Discovery basics in the military justice system
Introduction to discovery and production basics in the military justice system
The rules for discovery
The rules for discovery establish how each party will help the other party to develop the other party’s case. Fundamentally, these rules govern how the parties will exchange information. Discovery is a broad term. It means attaining that which was previously unknown. Black’s Law Dictionary 322 (6th ed. 1991). It includes “the pre-trial devices that can be used by one party to obtain facts and information about the case from the other party in order to assist the party’s preparation for trial.”
- Discovery and Expert Assistance under the UCMJ
- Appointment and Production of Expert Assistance
- Appointment and Production of Expert Witnesses
- Discovery and trial advocacy
- Defense Discovery Responsibilities and Requests
- Disclosures or notices made upon government request (not based on reciprocity)
- Mandatory disclosure or notice requirements for defense counsel
- Disclosures made upon government requests (based on reciprocity)
- Discovery in the Military Justice system
- Government requests for discovery
- Mandatory disclosure or notice requirements for trial counsel
- Duty to preserve evidence
- Regulation of production of witness and evidence under the UCMJ
- Regulation of Discovery
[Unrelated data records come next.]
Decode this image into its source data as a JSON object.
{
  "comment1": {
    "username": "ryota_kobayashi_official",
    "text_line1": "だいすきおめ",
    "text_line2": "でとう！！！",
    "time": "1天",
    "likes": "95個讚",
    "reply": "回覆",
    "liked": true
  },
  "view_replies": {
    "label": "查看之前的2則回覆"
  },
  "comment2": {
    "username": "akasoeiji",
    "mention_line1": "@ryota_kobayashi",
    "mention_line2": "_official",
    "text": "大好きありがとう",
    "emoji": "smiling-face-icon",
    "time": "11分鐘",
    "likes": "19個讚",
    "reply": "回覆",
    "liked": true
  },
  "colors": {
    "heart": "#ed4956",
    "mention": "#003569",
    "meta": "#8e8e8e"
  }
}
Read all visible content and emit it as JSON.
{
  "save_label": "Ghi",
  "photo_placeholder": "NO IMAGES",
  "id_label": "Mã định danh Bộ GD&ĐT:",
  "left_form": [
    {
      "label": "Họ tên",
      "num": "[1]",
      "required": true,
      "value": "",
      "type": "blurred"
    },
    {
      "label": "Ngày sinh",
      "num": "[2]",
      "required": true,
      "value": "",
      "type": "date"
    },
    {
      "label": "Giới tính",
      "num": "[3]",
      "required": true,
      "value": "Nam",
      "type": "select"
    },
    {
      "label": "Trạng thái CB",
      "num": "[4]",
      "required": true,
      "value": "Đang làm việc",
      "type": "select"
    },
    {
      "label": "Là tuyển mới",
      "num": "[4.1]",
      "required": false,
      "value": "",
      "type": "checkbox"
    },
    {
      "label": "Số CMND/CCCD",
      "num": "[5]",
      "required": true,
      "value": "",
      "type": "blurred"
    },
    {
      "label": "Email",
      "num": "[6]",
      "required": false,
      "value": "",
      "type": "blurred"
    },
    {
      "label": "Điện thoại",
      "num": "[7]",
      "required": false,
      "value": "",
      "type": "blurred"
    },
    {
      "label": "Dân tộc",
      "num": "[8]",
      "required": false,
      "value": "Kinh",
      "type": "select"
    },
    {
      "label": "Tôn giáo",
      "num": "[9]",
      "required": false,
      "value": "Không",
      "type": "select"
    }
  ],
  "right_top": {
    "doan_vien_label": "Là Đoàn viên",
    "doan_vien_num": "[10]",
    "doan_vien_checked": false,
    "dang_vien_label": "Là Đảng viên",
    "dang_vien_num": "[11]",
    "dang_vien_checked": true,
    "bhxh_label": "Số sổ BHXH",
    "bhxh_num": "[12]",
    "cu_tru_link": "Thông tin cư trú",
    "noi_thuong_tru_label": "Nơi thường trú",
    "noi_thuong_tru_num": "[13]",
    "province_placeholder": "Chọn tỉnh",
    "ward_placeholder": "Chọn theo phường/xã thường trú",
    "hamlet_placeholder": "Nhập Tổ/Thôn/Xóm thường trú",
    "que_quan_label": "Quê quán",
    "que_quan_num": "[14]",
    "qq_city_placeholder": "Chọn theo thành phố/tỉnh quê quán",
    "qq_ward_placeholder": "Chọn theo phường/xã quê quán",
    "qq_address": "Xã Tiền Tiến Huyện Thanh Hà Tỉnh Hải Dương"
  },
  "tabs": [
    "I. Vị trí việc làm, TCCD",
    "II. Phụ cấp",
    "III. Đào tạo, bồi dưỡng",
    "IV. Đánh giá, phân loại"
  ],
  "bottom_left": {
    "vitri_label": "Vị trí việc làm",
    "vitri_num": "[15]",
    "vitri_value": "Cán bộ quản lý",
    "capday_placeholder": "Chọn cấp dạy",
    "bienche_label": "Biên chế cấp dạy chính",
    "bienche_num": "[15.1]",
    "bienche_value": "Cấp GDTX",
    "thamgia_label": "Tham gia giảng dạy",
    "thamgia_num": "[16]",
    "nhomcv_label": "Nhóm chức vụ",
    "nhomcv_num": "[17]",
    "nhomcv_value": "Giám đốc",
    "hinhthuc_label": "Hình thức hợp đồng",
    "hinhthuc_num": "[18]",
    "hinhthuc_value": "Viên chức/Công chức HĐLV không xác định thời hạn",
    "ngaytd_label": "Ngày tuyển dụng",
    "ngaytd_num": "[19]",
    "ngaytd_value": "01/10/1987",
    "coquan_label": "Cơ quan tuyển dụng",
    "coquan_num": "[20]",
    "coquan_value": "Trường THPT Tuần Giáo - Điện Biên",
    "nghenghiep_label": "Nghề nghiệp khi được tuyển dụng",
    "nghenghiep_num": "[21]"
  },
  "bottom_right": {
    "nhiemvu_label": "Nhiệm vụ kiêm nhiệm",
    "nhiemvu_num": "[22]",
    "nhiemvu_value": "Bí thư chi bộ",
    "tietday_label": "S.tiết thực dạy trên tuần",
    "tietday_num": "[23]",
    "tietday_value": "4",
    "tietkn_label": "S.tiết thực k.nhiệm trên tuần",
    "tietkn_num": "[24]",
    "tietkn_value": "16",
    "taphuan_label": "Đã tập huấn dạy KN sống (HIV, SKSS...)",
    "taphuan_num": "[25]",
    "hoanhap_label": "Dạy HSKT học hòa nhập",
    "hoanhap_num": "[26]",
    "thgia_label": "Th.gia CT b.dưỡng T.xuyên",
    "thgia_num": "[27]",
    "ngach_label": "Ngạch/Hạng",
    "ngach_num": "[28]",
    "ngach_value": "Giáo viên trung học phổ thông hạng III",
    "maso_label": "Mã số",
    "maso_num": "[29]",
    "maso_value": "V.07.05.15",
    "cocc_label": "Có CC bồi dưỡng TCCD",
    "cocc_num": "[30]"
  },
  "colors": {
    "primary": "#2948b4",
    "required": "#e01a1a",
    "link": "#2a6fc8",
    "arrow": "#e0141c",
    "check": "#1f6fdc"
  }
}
- Protective and modifying orders
- Remedies for Nondisclosure
Generally, one party requests discovery , to which the other party provides disclosure of the material. Disclosure means to bring into view or to make known. Id. at 320. The terms “disclosure” and “allowing to inspect” are often used interchangeably. The difference is really just a question of which party has to press the button on the copy machine. Discovery includes disclosure of something tangible or notice of something intangible, like a party’s intent to do something.
The discovery rules in the military are very liberal and are designed to encourage an efficient system. Requiring parties to exchange information early in the process reduces pretrial motions practice; reduces surprise and gamesmanship; reduces delay at trial when delay is especially costly because the court is assembled; leads to better-informed decisions about the merits of the case; and encourages early decisions concerning withdrawal of charges, motions, pleas, and composition of court-martial. Showing your cards encourages realistic settlements. James W. McElhaney, Discovery is the Trial , A.B.A. J., Aug. 2007, at 26.
This outline is set up so that you can go to your respective section (government or defense) and see what you must disclose (even without the other party asking for anything); what you must disclose if the other party asks; and what discovery you can seek from the other party. Look to the other party’s section on mandatory disclosures to see what that party owes you even if you do not ask for anything.
This outline contains those discovery requirements that are found in the Rules of Practice that relate to the exchange of information between the parties. The Rules of Practice contain other requirements for the exchange of information between the parties and the military judge, to include the exchange of information related to motions. Chapter 5, AR 27-10 also contains requirements for information exchanges with the military judge.